For too long, we humans have placed ourselves above and apart from our planetary web of life, ignoring the interconnectivity of all life forms. To drive national and global economic growth, our species continue to mistreat, exploit, and destroy non-human life. Do our cities have to burn like the Notre Dame Cathedral for humankind to finance and take swift, decisive action to do what needs to be done?

 

The Year 2018 in Hate & Extremism: Rage Against Change

Tags

, , , , , ,

Chart of US Hate Groups 1999-2018
Image Credit: The Southern Poverty Law Center

 

These fears and frustrations [President Trump’s failure to build a wall], heightened by U.S. Census Bureau projections that white people will no longer be a majority by 2044, helped propel hate to a new high last year. The total number of hate groups rose to 1,020 in 2018, up about 7 percent from 2017. White nationalist groups alone surged by nearly 50 percent last year, growing from 100 chapters in 2017 to 148 in 2018. But at the same time, Trump has energized black nationalist hate groups — typically antisemitic and anti-LGBT organizations — with an increase to 264 from 233 in 2017. Overall, though, the great majority of hate groups are those that despise racial, ethnic or religious minorities and they, unlike black nationalist groups, have a firm foothold in the mainstream.

~ Excerpt from article “White supremacy flourishes amid fears of immigration and nation’s shifting demographics” by Heidi Beirich, Intelligence Report, 2019 Spring Issue, February 20, 2019, published by The Southern Poverty Law Center.

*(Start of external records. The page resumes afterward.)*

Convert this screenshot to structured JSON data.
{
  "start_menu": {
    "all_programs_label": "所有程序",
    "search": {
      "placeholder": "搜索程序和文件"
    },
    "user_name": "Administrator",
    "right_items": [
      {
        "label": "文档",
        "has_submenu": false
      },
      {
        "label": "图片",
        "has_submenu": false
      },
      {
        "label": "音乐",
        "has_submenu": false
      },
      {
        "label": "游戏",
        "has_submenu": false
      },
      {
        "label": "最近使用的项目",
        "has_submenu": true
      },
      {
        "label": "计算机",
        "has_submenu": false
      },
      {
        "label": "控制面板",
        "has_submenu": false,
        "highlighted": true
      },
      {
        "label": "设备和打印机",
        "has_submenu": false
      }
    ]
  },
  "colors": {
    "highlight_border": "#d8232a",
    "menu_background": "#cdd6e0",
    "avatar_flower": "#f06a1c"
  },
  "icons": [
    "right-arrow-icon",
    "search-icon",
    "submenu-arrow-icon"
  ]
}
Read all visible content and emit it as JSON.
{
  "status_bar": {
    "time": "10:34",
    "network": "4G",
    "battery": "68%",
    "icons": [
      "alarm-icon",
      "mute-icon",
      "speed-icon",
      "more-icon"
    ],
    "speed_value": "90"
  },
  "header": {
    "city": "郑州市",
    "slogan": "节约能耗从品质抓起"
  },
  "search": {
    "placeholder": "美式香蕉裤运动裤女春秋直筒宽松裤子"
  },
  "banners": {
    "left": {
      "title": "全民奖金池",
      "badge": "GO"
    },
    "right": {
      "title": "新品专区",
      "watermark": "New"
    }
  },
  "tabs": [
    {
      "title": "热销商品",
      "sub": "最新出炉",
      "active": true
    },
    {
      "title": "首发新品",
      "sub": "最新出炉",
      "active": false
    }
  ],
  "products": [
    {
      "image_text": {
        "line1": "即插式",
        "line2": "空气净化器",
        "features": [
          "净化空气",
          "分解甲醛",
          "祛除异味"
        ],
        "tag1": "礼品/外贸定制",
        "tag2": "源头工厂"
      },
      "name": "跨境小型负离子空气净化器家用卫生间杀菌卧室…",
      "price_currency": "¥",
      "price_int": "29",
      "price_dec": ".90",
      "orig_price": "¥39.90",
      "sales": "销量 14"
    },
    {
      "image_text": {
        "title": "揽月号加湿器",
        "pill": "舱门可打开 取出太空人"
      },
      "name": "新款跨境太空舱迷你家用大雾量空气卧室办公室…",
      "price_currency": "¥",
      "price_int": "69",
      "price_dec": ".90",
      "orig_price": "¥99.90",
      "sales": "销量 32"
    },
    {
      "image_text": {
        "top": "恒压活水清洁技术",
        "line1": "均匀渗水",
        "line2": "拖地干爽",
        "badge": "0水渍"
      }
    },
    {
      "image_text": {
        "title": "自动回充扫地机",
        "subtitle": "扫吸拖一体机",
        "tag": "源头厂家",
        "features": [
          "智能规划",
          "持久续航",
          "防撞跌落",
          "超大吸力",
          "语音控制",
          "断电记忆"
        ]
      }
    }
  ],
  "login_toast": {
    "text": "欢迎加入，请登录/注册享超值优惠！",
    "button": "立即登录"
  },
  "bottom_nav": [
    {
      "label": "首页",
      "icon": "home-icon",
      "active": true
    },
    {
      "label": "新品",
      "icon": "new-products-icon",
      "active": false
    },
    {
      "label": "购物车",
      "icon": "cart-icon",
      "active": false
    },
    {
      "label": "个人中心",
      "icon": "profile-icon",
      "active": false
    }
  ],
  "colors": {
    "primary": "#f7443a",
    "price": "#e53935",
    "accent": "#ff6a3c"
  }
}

~ See Map of Active Hate Groups in the United States // 2018
The top three states with the highest number of hate groups are California (83), Florida (75), and Texas (73).